EDITORIAL: Dealing with eroded trust
Our neighbors in Putnam County are understandably concerned, even outraged, over problems in their sheriff’s department. People have a right to expect their chief law-enforcement agency — one of the most important public institutions in any community — to operate professionally and effectively.
Readers’ Forum: April 17, 2014
• A blessing from our young folks
• Confidence in judge candidate
EDITORIAL: Preparing for voting changes
The primary election, during which Hoosiers will traipse to their polling places to select party candidates to fill the ballot for the general election, is now three weeks away.
Readers’ forum: April 16, 2014
• Mott’s rant on global warming
• Salvation through the Indian way
RONN MOTT: Royce Waltman
In recent days the papers have been full of good things about Royce Waltman. Not a lot of puffery, but more like Royce himself… straight, true and right at you.
LIZ CIANCONE: Not much peace since war to end all wars
My jaw dropped the other day when I read that this year, 2014, marks 100 years since the start of World War I. No, you wise guys, I wasn’t there personally.
Readers’ Forum: April 15, 2014
Sound choice for county judge
Giving your car the care it needs
Park restrooms should be open
EDITORIAL: Noteworthy in the news (Honors for outstanding women)
Honors for outstanding women
Sprucing up around the wetlands
You can say that again
Reader Poll results
Readers’ Forum: April 14, 2014
Alternatives to ‘injustice’
EDITORIAL: Teaming up to fight the ugliness of graffiti
Graffiti hurts the Terre Haute community. It deflates property values and local pride. It literally paints an image of carelessness on the city.
MARK BENNETT: It’s (Not) So Easy
Arctic air bled into the Wabash Avenue post-hippie-era diner-pub every time the wooden door swung open.
ERIC SCHANSBERG: The 1040 tax form turns 100
The 16th Amendment to the U.S. Constitution brought us the federal income tax in 1913. A year later, the 1040 tax form was born.
Readers’ Forum: April 13, 2014
• An attack of hypocrisy
• New jail not a good idea
• Thinking about the next election
• Being positive a tremendous asset
• Work status a matter of value
FLASHPOINT: Time to fix government
In 1965, the chairman of the powerful Ways and Means Committee, Wilbur Mills, brought legislation establishing Medicare and Medicaid to the floor of the U.S. House.

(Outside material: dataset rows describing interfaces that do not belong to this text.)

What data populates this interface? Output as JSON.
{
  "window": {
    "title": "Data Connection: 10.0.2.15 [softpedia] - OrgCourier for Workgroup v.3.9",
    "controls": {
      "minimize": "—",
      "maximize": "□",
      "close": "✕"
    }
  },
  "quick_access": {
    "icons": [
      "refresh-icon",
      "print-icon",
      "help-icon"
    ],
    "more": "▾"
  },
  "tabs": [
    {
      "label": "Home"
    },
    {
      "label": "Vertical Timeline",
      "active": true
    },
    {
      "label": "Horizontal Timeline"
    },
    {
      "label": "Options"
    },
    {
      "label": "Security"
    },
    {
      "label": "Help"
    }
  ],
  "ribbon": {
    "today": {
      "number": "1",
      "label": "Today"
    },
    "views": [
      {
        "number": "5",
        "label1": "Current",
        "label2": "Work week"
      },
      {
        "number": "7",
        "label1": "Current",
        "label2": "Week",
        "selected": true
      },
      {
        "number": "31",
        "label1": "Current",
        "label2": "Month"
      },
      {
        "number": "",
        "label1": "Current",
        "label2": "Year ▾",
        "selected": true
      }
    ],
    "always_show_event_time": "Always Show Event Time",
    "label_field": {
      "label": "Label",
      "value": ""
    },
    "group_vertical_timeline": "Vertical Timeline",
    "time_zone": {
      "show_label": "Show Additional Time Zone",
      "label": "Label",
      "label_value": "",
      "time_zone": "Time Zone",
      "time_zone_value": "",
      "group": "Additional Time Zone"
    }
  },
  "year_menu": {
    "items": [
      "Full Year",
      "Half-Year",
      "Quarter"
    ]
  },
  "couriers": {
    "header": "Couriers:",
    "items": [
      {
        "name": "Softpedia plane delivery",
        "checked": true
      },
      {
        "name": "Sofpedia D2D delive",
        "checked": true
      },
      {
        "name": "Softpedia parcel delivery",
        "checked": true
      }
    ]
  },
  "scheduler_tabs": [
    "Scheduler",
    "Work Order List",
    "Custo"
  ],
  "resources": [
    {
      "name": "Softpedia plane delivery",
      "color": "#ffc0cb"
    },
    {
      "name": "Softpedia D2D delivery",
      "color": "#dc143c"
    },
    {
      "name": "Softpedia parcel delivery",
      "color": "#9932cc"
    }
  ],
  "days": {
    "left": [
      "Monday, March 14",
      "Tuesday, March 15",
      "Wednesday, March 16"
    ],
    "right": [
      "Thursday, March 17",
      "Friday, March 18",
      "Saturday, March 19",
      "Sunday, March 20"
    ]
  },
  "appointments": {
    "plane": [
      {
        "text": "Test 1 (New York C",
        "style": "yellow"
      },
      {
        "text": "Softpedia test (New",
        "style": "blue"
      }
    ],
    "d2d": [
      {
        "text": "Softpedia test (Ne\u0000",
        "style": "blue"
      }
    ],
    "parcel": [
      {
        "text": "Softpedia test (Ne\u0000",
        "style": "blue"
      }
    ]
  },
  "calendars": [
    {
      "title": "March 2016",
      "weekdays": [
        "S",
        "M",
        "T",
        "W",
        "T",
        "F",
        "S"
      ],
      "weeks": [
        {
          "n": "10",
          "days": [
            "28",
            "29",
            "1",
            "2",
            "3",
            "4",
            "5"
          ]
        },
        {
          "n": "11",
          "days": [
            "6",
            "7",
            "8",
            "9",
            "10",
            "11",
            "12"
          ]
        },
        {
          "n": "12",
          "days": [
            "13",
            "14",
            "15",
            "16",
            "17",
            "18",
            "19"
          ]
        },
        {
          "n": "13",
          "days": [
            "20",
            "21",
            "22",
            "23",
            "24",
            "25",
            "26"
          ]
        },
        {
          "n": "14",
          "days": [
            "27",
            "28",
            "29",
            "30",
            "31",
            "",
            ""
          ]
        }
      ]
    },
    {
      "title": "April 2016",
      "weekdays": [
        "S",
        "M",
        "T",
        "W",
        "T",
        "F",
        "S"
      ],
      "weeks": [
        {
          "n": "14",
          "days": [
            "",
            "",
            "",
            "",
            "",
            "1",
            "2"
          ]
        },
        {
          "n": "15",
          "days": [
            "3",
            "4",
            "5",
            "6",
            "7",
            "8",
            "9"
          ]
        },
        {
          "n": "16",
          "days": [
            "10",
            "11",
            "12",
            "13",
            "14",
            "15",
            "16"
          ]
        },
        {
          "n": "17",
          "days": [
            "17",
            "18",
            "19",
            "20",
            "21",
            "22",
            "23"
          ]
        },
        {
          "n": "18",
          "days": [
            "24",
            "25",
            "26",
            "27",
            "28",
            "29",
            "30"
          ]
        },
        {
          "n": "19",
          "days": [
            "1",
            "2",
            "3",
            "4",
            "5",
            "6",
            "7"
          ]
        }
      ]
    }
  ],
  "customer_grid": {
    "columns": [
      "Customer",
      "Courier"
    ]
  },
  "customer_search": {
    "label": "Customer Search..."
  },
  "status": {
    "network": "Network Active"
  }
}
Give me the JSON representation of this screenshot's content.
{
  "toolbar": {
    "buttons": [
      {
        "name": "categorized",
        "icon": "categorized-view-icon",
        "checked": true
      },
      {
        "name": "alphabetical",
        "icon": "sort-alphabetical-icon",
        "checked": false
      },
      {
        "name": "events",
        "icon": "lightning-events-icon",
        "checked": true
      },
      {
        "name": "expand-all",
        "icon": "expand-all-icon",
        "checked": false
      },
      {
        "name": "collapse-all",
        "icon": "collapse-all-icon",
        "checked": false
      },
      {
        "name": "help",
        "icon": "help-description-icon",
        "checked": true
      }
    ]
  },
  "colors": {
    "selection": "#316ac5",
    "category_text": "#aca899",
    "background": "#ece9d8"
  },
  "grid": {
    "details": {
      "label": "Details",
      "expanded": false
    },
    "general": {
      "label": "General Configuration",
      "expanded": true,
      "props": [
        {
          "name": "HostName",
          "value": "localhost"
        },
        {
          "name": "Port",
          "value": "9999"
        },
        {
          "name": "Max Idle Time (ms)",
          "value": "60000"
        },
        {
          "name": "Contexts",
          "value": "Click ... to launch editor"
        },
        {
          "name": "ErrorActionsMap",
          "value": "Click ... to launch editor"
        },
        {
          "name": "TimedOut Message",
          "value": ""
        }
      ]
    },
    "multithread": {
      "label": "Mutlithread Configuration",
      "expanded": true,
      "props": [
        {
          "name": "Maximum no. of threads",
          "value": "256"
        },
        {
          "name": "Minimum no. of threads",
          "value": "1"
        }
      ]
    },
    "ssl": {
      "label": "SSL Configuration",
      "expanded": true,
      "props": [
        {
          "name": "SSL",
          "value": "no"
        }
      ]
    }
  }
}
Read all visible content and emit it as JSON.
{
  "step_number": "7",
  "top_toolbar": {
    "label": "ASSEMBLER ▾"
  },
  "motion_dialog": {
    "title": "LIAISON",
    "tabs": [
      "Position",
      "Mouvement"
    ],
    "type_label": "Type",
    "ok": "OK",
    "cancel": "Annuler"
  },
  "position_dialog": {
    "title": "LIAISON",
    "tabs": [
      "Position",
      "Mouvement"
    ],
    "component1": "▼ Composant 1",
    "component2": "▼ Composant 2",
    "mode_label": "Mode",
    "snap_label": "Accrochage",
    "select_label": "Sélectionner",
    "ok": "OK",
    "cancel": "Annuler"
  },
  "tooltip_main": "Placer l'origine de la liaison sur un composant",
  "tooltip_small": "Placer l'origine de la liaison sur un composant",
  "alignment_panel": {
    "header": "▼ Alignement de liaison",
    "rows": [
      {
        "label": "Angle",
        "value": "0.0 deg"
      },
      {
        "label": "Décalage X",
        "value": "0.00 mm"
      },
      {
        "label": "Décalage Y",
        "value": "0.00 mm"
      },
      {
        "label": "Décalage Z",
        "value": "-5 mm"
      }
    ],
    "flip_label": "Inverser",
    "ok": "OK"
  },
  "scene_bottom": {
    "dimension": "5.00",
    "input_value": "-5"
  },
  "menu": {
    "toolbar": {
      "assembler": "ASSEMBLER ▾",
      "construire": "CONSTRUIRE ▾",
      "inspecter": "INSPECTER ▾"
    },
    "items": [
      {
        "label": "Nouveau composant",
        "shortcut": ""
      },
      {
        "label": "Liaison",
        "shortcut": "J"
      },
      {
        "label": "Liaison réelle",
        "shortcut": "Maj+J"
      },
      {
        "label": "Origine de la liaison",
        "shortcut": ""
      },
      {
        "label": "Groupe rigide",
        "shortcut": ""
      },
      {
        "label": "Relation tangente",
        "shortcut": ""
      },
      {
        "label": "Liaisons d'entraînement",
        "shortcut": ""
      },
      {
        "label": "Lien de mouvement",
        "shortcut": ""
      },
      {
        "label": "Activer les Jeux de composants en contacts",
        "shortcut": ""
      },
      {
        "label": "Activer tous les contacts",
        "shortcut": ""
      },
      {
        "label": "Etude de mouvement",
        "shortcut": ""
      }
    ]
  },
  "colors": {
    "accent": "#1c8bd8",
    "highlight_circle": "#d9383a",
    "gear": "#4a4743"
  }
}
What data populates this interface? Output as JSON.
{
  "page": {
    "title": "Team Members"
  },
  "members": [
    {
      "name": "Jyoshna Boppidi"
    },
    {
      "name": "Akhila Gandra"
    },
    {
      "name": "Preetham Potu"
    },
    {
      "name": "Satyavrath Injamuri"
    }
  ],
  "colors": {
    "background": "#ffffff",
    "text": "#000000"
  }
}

That was my first year in Congress, and I remember vividly the moment when Mills came to the Democratic caucus to explain his plans.
Death Notice: April 13, 2014
GUEST EDITORIAL: Despite high court ruling, big money may not guarantee election success
The Supreme Court has taken the predictable next step in the wake of its 2010 Citizens United decision in which it lifted the limit on donations wealthy donors can make to certain political entities.
RONN MOTT: Pondering our planet’s future
I watched a TV show recently and the subject was global warming.
EDITORIAL: Warm thoughts for Waltman
When Royce Waltman left Indiana State University as its head basketball coach in 2007, there was a sense of disappointment in the community that covered a broad spectrum.
Readers' Forum: April 11, 2014
• An appeal for organic farming
• Kesler best choice for judge position
RONN MOTT: Bits & Pieces
I don’t know about you, but I get a total sense of helplessness when I realize 239 people died in one airplane crash. And to make it worse, if that is possible, the loved ones left behind can’t close. Maybe this week.
EDITORIAL: Road work season requires motorists’ undivided attention
Spring’s budding flowers, trees and grasses are not the only colorful eye candy popping up on the west-central Indiana landscape. Those orange barrels and pylons common to construction areas are appearing as well.
Readers' Forum: April 10, 2014
• Appreciation for writer’s views
• Amazed by policy on birth control
- More Opinion Headlines
- Living the dream